The political tensions centre around efforts by the ruling party to install five judges of its own choosing at the 15-member court, and refusing to recognise judges who were appointed by the previous parliament when the liberal Civic Platform (PO) party was in power.
“What is happening in Poland has the characteristics of a coup and is dramatic. I am going on the principle that we are going to discuss this in detail this week at the European parliament, or at the latest, during the session in January,” he told Deutschlandfunk radio.
Schulz’s comments sparked an angry response from Warsaw, with Polish Prime Minister Beata Szyd?o demanding an apology.
“This type of comments – and this is not the first time that president Schulz uses such a tone – concerning Poland and Polish affairs, are unacceptable to me,” Szyd?o said.
“I am expecting Mr Martin Schulz to not only stop making such comments but also apologise to Poland,” she added.
Polish Foreign Minister Witold Waszczykowski called Schulz’s comments “unfounded, unjustified and scandalous”.
Poland’s conservatives have only been back in power for a few weeks but have swiftly replaced the heads of the country’s secret services.
The eurosceptic party, which is led by former premier Jaros?aw Kaczy?ski, also has plans to overhaul state media and at the moment has the Constitutional Court in its crosshairs.

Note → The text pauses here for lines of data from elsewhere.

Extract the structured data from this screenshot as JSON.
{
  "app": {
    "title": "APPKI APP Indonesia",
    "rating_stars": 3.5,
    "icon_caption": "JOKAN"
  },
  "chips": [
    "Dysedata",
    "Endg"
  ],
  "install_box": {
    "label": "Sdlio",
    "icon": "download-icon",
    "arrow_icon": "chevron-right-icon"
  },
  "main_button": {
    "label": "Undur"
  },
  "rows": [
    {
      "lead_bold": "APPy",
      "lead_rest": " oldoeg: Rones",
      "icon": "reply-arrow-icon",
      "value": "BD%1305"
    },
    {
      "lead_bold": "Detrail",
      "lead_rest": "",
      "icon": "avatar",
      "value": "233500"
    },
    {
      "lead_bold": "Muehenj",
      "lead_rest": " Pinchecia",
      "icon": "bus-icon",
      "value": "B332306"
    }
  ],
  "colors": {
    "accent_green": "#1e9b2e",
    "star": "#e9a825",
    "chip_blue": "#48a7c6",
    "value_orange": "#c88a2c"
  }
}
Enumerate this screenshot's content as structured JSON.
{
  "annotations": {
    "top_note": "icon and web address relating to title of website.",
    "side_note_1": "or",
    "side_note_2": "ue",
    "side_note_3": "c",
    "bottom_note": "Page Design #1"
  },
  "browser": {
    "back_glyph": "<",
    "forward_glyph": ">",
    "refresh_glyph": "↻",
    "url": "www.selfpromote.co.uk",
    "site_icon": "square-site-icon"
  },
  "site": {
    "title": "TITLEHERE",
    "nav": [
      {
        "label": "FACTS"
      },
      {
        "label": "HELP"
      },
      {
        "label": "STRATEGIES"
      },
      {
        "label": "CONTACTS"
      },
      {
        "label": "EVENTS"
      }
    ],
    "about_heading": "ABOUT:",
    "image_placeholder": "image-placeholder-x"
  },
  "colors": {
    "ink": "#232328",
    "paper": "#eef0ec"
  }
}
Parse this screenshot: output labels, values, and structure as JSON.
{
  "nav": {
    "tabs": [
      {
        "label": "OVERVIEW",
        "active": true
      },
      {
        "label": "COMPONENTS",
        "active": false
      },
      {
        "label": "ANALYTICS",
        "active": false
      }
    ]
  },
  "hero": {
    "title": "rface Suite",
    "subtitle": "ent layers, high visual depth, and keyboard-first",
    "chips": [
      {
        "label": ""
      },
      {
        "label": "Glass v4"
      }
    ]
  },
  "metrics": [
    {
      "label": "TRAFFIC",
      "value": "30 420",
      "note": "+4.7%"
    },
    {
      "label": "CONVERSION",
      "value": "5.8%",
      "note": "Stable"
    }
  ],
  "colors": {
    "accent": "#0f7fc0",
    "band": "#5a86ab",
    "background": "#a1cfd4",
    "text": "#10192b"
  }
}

Szyd?o and Schulz will see each on 17 December, on the first day of the regular December EU summit.